Top of Recorded data

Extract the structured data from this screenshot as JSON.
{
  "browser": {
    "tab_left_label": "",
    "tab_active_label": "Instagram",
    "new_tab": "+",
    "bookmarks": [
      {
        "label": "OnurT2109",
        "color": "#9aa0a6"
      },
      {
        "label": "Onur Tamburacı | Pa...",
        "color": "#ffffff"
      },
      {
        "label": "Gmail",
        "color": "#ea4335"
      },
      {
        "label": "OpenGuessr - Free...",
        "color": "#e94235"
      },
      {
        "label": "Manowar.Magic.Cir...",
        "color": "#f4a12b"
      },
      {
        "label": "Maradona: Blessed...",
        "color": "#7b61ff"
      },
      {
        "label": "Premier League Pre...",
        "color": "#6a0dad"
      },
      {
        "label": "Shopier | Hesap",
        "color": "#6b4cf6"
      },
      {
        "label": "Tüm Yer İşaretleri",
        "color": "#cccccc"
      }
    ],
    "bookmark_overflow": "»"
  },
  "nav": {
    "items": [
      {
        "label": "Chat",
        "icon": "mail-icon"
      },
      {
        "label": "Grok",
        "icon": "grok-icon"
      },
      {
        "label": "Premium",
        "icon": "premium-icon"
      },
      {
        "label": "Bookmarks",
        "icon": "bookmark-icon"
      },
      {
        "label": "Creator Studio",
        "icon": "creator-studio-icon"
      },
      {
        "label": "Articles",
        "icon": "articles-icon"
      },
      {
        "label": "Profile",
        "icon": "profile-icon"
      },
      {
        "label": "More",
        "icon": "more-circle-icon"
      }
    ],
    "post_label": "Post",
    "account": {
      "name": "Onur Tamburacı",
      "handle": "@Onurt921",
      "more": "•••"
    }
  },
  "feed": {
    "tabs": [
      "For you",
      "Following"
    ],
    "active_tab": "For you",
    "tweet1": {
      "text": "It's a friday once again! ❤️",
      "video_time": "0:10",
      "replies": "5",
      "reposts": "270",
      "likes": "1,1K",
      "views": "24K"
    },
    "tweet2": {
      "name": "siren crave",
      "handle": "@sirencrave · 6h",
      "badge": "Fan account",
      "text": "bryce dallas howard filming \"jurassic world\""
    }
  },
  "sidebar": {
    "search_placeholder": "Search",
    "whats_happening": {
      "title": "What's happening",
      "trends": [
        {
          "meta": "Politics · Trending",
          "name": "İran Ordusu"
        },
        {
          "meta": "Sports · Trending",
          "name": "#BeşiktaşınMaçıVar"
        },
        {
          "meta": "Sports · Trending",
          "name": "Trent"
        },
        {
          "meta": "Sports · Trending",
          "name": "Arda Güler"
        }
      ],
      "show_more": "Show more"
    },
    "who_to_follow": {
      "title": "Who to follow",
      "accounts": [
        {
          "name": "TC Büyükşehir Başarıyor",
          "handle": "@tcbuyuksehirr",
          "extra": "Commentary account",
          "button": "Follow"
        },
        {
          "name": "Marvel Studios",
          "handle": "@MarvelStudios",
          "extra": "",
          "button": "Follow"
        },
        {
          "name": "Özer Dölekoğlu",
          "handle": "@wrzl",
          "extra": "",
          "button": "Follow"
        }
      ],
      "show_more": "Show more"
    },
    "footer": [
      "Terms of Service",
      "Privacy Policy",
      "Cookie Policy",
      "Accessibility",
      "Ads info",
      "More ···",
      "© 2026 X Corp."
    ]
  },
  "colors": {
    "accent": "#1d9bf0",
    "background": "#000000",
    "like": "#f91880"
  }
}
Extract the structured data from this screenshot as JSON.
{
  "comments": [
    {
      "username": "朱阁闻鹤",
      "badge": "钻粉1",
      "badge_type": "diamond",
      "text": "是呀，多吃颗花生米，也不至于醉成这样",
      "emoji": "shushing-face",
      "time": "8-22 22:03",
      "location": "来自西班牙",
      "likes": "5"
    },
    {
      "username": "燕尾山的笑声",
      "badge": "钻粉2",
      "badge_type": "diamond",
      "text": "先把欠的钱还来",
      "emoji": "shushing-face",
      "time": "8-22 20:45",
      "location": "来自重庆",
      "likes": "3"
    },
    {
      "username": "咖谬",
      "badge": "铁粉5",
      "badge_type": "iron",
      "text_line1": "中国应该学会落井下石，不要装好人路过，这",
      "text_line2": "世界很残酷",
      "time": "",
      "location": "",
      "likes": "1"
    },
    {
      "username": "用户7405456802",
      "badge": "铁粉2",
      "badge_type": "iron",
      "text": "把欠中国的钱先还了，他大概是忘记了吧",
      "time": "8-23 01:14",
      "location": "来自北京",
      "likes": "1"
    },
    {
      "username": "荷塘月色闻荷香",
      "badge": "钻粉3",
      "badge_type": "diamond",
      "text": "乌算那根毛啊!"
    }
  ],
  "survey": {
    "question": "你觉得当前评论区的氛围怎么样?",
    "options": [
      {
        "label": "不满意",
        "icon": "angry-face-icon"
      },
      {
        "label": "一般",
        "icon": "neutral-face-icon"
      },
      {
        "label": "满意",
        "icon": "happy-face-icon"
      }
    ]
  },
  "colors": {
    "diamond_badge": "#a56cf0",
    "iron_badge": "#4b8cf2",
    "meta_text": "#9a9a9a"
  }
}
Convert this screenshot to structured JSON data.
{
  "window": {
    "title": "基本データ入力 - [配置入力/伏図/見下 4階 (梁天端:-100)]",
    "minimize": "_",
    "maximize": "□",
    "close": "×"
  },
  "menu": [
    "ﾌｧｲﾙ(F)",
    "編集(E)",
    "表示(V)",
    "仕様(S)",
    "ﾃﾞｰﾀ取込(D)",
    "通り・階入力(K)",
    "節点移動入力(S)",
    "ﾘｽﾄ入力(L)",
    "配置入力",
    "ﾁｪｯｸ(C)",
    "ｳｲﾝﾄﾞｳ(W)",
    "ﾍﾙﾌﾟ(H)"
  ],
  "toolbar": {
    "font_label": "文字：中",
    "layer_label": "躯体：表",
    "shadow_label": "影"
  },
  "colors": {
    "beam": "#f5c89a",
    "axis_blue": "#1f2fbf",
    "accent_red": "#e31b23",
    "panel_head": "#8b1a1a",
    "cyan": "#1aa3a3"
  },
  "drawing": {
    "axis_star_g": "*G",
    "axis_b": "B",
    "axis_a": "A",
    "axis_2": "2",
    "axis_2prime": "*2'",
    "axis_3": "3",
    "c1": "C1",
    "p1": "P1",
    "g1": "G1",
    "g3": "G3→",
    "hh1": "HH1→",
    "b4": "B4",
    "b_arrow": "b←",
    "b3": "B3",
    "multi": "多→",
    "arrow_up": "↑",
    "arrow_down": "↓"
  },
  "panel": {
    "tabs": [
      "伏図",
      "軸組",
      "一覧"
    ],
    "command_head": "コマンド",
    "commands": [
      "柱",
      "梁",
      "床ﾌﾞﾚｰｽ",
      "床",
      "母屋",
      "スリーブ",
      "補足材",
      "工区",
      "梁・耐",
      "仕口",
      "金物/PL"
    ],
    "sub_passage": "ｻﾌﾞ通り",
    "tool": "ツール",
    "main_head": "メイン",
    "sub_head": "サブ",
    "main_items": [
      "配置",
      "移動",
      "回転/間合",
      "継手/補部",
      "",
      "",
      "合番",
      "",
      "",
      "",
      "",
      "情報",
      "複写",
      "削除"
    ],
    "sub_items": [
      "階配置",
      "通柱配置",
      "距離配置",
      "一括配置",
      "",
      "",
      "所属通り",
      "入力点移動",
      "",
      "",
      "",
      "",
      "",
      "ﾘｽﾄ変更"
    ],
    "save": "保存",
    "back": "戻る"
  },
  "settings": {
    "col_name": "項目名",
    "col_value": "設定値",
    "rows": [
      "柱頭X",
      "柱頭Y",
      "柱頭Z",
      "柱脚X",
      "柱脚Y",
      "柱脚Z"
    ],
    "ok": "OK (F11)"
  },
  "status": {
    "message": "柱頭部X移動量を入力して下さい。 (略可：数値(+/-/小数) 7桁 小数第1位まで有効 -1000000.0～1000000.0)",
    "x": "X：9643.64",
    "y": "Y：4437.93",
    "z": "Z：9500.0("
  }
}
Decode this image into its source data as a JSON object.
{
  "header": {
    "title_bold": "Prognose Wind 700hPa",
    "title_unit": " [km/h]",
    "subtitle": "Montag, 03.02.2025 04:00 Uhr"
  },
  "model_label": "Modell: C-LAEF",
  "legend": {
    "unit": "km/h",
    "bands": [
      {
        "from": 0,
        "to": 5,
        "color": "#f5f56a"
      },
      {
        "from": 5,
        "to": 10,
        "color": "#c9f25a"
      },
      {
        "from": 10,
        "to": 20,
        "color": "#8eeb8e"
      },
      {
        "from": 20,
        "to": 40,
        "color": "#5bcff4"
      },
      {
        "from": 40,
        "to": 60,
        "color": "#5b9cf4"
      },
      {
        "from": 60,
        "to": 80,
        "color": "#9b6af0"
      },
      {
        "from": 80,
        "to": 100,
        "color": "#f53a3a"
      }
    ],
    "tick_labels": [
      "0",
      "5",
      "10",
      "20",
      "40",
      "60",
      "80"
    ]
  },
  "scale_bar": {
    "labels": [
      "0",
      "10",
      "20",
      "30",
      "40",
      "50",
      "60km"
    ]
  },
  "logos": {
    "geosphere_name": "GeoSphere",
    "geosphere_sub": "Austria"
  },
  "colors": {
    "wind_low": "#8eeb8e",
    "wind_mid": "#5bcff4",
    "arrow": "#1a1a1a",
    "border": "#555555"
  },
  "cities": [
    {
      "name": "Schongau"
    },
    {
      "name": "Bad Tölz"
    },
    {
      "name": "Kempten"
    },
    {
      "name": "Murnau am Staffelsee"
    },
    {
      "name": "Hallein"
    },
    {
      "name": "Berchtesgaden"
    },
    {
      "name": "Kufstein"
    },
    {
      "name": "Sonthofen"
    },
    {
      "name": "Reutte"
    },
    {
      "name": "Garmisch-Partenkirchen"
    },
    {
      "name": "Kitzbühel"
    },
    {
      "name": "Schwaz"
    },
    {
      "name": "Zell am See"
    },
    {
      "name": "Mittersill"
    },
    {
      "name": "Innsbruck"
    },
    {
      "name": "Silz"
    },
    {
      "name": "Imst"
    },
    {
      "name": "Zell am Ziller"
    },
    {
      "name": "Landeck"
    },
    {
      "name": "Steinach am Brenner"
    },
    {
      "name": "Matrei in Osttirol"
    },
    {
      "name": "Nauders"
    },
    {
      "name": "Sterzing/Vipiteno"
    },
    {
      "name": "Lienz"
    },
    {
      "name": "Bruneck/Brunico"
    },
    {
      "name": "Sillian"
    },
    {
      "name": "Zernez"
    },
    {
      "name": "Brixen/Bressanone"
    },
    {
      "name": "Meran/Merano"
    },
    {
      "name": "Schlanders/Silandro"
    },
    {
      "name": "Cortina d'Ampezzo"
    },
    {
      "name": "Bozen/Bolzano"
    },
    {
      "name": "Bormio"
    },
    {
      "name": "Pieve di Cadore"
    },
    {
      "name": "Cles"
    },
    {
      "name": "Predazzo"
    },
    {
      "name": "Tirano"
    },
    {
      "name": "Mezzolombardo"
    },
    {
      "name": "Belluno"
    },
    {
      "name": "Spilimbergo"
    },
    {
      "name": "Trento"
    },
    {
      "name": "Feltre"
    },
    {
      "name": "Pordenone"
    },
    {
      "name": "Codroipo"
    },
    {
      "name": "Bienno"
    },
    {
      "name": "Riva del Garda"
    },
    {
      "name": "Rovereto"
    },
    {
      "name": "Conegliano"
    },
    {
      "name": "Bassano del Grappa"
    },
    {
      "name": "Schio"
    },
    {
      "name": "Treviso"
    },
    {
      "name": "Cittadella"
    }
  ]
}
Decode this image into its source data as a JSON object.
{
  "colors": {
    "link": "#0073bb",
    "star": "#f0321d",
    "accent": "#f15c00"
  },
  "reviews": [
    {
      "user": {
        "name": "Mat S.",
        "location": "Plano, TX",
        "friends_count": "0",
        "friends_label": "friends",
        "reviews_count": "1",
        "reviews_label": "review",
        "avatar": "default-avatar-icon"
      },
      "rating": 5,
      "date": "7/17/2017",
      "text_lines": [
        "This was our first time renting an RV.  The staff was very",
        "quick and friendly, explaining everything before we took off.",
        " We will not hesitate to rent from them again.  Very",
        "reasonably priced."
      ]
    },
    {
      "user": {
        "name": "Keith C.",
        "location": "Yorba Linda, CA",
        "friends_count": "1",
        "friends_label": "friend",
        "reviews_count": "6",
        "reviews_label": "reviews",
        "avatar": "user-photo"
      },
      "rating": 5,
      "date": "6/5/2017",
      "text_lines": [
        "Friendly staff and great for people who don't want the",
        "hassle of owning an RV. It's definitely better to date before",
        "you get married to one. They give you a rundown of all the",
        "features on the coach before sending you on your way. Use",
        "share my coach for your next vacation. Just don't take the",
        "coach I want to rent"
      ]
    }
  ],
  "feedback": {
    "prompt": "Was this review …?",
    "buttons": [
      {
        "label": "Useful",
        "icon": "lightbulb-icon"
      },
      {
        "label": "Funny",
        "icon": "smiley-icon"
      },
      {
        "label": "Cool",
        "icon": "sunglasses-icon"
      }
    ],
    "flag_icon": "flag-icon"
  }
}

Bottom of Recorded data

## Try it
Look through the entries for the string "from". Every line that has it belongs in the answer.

## Completed exercise
Extract the structured data from this screenshot as JSON.
Extract the structured data from this screenshot as JSON.
        "from": 0,
        "from": 5,
        "from": 10,
        "from": 20,
        "from": 40,
        "from": 60,
        "from": 80,
        " We will not hesitate to rent from them again.  Very",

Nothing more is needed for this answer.